At least three journalists, including the publisher of the newspaper most critical of the government, have been charged with inciting to sedition since February when Arroyo declared a weeklong emergency rule to thwart an alleged coup plot against her.
Several others, including producers of an award-winning television news magazine and editors and reporters of an investigative journalism group, are under investigation for similar allegations and other criminal charges.
"There is a thin line that divides the freedom of the press and the press being used to propagate the cause of rebellion," said Justice Secretary Raul Gonzalez in ordering the investigations and warning that media were being monitored.
The crackdown has only worsened the already perilous climate in the Philippines for the media, which has been tagged as the second most dangerous place for journalists in the world, next only to strife-torn Iraq, after 13 journalists were killed in 2004 and 10 last year.
Numerous assassination attempts and death threats have also been reported.
Most of the journalists who have been killed were reporting on corruption and illegal activities, such as drug trafficking, smuggling and illegal gambling, and most of the suspects in the killings are government, military and police officials.
While the government has tried to assuage fears of a systematic attack against the media, international and local press freedom watchdogs have expressed alarm.
Freedom House, which is a non-governmental organization that supports the expansion of freedom in the world, said the that government's intolerance toward the media has contributed to the significant decline in press freedom in the Philippines.
"Press freedom declined in the Philippines because of a continued high level of physical violence directed against reporters coupled with increasing official intolerance towards investigative journalists," Freedom House said in its 2006 report on media independence.
It rated the Philippine press as only "partly free" since 2003 under the Arroyo administration.
The media crackdown is an apparent bid to control information going out to the public as Arroyo battles calls for her ouster as well as threats of coup d'etats over allegations she cheated in the May 2004 presidential elections.
Vergel Santos, chairman of the Manila-based Center for Media Freedom and Responsibility, said the government's policy toward the media appears to be "to stonewall, conceal or mislead."

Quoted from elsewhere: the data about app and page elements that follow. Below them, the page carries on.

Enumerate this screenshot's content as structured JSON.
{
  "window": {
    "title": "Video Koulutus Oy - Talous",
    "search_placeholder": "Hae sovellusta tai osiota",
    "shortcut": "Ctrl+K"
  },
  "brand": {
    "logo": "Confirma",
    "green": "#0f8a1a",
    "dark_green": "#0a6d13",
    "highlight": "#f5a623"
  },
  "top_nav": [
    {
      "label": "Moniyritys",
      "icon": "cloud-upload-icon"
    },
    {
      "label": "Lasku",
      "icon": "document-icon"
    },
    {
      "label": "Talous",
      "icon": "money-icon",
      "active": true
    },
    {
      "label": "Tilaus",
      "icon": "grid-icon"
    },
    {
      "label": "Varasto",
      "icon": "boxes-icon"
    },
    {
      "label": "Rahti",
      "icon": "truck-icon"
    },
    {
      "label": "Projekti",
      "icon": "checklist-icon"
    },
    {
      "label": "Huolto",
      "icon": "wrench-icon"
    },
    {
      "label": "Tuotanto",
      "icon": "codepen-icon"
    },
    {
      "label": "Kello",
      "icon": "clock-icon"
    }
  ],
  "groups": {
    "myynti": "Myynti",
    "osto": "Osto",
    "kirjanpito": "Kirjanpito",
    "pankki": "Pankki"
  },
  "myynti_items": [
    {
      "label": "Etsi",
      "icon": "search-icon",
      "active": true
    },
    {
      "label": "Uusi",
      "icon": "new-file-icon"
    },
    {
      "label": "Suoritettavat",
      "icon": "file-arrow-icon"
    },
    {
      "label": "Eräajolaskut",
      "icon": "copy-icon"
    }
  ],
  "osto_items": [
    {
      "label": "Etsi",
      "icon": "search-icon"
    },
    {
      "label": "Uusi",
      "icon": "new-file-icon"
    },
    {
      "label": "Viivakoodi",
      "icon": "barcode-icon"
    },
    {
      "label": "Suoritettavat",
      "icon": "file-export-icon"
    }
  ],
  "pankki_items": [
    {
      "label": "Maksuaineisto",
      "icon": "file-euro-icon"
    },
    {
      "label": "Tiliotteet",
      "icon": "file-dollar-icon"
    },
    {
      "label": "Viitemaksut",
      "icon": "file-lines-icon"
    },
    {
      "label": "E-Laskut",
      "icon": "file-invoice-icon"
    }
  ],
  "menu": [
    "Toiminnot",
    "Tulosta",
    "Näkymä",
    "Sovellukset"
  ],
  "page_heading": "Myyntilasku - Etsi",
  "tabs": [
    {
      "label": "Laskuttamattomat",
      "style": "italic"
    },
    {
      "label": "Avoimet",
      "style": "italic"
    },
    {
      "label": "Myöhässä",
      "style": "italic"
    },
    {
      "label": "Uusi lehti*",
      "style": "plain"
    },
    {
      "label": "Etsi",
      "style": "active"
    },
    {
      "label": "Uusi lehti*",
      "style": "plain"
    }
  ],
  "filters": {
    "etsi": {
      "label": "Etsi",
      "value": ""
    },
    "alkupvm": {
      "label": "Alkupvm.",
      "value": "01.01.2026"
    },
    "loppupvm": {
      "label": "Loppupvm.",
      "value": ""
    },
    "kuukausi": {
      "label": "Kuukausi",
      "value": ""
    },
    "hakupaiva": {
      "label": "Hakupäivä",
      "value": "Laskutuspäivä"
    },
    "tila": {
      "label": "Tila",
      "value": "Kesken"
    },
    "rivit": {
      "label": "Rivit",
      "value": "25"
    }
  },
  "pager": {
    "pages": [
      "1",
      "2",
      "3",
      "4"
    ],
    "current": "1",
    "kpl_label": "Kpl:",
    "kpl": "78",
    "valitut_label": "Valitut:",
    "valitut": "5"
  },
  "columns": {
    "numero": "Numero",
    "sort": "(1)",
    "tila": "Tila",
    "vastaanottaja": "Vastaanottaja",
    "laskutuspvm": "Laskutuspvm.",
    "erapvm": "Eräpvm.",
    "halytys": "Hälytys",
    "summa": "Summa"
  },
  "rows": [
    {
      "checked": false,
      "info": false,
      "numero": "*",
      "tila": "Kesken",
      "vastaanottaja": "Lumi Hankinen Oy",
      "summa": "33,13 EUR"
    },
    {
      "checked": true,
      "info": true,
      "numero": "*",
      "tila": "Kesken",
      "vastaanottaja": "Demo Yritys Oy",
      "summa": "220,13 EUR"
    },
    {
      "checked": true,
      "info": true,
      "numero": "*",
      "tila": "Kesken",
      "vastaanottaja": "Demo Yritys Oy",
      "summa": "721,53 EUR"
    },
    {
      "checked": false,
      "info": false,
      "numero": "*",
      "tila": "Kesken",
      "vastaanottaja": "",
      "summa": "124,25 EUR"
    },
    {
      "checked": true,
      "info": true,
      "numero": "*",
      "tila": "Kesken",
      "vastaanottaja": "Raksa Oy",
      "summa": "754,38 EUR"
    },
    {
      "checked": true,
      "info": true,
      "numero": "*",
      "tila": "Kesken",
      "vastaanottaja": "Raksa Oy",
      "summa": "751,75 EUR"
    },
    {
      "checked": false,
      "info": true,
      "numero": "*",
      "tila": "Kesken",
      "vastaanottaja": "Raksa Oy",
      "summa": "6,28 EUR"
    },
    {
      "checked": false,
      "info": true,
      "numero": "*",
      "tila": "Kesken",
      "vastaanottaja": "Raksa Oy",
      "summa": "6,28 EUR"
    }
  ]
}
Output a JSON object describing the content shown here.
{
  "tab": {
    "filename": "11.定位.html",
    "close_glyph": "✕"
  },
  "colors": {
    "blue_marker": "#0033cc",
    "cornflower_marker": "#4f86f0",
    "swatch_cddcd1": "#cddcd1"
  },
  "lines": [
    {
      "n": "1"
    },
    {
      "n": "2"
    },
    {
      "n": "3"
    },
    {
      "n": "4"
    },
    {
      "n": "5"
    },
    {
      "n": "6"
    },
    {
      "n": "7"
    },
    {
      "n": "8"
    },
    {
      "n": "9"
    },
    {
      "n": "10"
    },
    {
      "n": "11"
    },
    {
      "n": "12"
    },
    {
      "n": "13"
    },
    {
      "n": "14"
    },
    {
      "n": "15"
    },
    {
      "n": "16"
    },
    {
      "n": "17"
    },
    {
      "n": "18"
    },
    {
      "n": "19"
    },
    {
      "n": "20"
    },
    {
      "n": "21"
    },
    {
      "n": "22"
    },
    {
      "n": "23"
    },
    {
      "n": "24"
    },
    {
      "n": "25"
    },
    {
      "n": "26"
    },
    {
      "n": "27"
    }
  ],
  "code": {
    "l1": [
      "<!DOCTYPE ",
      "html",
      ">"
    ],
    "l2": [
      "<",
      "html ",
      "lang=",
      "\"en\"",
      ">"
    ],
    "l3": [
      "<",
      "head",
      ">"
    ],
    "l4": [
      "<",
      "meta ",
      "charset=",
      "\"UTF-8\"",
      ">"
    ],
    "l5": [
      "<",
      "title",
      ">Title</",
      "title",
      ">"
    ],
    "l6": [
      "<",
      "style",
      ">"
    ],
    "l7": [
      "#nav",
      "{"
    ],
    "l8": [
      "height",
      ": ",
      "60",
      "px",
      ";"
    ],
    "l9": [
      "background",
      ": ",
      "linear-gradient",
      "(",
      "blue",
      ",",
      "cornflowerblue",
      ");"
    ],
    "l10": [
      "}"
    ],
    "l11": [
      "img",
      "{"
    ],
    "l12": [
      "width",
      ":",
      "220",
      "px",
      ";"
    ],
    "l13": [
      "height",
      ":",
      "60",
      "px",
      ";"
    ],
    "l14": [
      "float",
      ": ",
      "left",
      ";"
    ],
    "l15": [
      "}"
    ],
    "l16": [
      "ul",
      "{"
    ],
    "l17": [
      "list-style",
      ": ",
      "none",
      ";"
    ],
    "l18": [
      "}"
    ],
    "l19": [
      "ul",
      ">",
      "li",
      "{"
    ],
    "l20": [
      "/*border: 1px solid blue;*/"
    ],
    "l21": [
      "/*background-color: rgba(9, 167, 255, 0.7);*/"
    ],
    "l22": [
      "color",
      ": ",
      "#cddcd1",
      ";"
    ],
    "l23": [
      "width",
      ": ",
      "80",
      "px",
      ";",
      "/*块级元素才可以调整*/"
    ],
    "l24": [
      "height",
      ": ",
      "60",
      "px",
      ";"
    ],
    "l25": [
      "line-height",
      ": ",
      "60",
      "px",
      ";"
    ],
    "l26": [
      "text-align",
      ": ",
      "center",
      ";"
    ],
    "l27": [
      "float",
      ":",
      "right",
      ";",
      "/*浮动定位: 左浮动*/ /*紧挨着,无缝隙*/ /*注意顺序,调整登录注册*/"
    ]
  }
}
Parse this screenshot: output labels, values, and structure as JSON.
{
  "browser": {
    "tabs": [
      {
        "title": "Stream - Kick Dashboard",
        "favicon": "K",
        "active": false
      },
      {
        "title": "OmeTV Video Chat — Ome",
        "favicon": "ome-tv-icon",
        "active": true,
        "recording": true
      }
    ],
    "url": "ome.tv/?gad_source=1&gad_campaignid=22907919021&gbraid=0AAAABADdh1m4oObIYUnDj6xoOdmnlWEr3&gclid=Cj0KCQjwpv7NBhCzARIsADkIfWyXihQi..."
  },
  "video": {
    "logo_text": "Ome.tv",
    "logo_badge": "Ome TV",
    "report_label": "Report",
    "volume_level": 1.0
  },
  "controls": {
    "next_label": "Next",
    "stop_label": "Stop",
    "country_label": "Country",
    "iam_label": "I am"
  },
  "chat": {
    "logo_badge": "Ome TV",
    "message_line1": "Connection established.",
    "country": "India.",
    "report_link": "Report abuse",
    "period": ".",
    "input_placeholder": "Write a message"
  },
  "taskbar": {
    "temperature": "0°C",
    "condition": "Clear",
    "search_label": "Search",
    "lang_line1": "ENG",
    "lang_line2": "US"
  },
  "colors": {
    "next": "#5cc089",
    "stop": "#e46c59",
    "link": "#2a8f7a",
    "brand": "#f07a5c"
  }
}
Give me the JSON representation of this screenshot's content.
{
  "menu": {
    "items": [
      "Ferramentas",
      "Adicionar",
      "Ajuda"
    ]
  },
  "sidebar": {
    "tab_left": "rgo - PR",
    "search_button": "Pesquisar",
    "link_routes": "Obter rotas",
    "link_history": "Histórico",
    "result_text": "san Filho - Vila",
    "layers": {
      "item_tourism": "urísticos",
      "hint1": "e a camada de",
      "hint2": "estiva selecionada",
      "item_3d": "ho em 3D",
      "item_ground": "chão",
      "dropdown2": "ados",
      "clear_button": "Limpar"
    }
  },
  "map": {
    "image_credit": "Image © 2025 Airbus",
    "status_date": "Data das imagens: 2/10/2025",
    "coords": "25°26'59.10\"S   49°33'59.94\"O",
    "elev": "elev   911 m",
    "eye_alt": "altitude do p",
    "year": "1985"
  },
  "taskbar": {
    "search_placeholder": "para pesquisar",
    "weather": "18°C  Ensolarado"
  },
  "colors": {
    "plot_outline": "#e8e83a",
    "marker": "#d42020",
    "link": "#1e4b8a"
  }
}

"They are the first to accuse the media of unfair or unbalanced reporting," he said. "They hold the key news balance. All they have to do is come out, answer certain questions, but they don't want to."
Santos noted that despite constitutional and democratic guarantees, the Philippine press was again being suppressed under the Arroyo government 20 years after the country and the media won its freedom back from a dictatorial regime.
"Media freedom derives from the greater freedom, which is freedom of expression, and freedom of expression itself is under siege," he said. "The state of freedom is not measured by what the Constitution, the law or tradition provides. It is measured by the risks one takes exercising press freedom."